Dataset excerpts
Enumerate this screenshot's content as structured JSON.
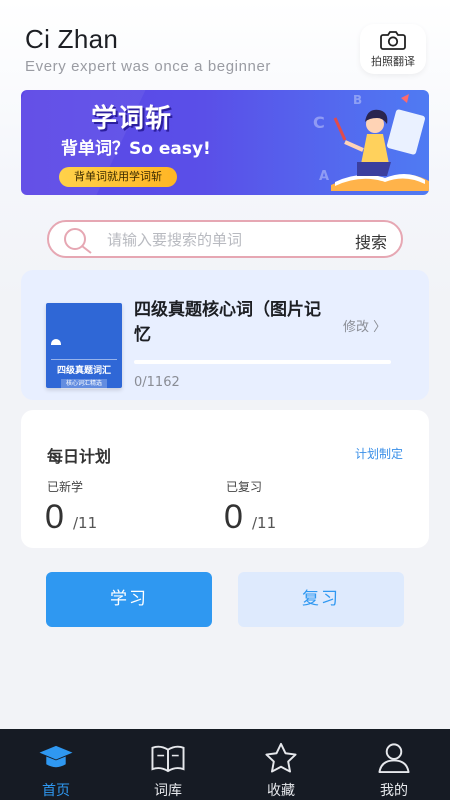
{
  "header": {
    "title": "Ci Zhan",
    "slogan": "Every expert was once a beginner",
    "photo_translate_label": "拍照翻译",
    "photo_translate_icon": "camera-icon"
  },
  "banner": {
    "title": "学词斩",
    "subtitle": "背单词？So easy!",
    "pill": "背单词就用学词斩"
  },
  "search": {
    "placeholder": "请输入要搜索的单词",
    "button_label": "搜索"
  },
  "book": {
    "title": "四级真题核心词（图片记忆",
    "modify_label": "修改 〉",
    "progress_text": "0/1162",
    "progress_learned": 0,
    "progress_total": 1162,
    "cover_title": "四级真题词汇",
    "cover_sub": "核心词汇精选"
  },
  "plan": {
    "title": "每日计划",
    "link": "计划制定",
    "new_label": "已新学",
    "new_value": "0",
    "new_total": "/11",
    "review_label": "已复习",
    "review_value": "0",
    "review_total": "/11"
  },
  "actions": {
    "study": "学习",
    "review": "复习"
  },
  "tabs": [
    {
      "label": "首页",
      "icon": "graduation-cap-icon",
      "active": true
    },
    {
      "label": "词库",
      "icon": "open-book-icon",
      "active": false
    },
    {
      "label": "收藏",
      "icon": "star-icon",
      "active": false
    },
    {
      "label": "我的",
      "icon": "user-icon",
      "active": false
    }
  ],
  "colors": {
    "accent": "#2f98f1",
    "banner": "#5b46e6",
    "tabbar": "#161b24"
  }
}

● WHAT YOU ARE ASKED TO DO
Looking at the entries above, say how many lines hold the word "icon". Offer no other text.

● TASK SOLUTION
5